Source: The Argus (Australia) 13 Jan 1950.
1957 – Burnhan-on-Sea sea front.
If original, then most likely the only Macades electric elephant, probably the one built by Frank Stuart under contract.
I've since found out that this elephant was converted from petrol engine to battery power.
Here is an extract from Eric Smith's letter (see above) that describes the engine layout for the Macades elephants:
MACADES ELEPHANT HAD A PAPERMACHE
SKIN AND THE POWER UNIT WAS AN AIR COOLED
JAP INDUSTRIAL STATIONARY ENGINE
USED MAINLY FOR PUMPS AND COMPRESSORS
(PORTABLE ONES) THE DRIVE WAS BY FAST
AND LOOSE VEE DRIVE BELTS. THE ENGINE
MOUNTING PLATE ACTUAL SNIVELED BY A
LEVEL, TO PULL THE ENGINE FORWARD AND
TIGHTEN THE BELTS.
WE ADOPTED THIS TYPE OF ENGINE FOR
OUR SANDTRAIN OR TRACKLESS TRAIN (ONE AND
THE SAME) BUT WE USED A CENTRIFUGAL CLUTCH.
MACADES DID HAVE AN ELECTRIC ELEPHANT
BUILT BUT I CANNOT REMEMBER ANYTHING
ABOUT IT, I ONLY SAW IT ONCE FOR A FEW MINUTES.
[RH-2011 is the battery-driven elephant (see pic above) this same elephant that Eric is referring to?]
Luneside Engineering Co. (Halton) Ltd.

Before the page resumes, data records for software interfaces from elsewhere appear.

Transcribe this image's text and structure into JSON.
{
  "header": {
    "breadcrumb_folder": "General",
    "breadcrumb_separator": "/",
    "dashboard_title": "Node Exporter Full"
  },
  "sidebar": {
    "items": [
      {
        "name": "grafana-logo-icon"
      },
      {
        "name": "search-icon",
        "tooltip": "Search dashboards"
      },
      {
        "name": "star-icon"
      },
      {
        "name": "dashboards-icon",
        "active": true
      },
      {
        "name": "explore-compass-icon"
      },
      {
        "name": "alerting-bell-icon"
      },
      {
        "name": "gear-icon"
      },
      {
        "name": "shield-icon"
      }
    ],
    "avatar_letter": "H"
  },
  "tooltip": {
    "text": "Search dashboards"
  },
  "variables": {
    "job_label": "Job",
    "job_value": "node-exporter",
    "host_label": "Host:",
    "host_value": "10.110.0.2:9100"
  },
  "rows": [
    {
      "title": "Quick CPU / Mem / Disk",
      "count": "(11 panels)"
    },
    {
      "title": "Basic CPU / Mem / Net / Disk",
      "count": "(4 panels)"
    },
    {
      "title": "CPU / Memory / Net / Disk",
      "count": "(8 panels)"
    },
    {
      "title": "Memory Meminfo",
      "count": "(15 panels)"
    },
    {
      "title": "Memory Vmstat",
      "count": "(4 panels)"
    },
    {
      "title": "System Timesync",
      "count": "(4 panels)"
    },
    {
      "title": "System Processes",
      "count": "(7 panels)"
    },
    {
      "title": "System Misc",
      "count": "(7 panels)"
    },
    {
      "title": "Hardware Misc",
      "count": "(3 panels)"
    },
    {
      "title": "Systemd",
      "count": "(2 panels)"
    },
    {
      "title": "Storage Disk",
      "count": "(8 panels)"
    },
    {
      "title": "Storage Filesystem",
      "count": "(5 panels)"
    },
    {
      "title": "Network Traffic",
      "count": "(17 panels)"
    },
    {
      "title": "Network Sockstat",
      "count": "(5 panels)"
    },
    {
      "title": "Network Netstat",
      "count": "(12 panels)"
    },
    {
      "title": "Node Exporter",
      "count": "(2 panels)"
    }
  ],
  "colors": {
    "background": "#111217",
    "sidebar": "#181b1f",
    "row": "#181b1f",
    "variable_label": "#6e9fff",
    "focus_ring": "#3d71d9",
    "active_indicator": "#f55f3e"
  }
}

"Bamboo" the Mechanical Elephant, from a copy that was on the wall at the Luneside Engineering works at Halton.
The noticeboard says:
ENGINEERING Co. Halton LTD.
MACHINING WELDING ETC
Construction of a mechanical elephant inside a Luneside Engineering workshop.
"All aboard!" Time for a ride.
The lorry used to transport the elephants to and from their locations around alll the seaside resorts. The identifiable "LTJ…" registration plates are indicative of being registered in Lancaster County. The picture may have been taken in Ryelands Park, Lancaster. This park is alongside Owen Road which is also the A6, Lancaster's main north-south road at the time.
Pictures courtesy David Taylor and the Former Employees of Luneside Engineering.
See the Luneside Engineering story here
The periscope inside the workshops canteen!
The old Luneside Engineering Co buildings have now been converted into a green-housing estate.
Photo courtesy Leo Hermacinski (Col. Benirski's grandson) from the family archives.
Pictures and text from a blog post (2007) on J.A.P. motors here. This elephant was the one sold at an earlier Red Baron's auction (see pic earlier in this post)
Ric – Location: Florida
How bout this thing my mom picked up at an auction recently?
The motor is crank start with a centrifugal clutch that spins a pair of belt driven gear reduction jackshafts that are chained to a pair of wheels under each rear foot…
Throttle, choke and killswitch is located behind the left ear and the head is connected to the front legs with a mechanical steering linkage, so the one who actually controls the engine, steers and leads the elephant as he walks beside…
There's also a handbrake hidden within a trap door on the left side, but I leave the door open cause it can be quite a pita to access in an emergency situation
Top speed is gear limited to about 5-7mph, which is more than fast enough when you've got a bunch of kids on top of a tippy 500 lb monster
I'd seen references to "Rajah" the Mechanical Elephant without knowing anything about it. Larry Gavette, the man who knows all about Mechanical Elephants, pointed me to this image. Thanks Larry. This elephant also referred to as "Bimbo".
Crosby Lion's Club Mechanical Elephant, U.K. c2010
"Ellie" as seen on BBC 4 Rooms, a collectables auction program.
See all the Mechanical Elephants here.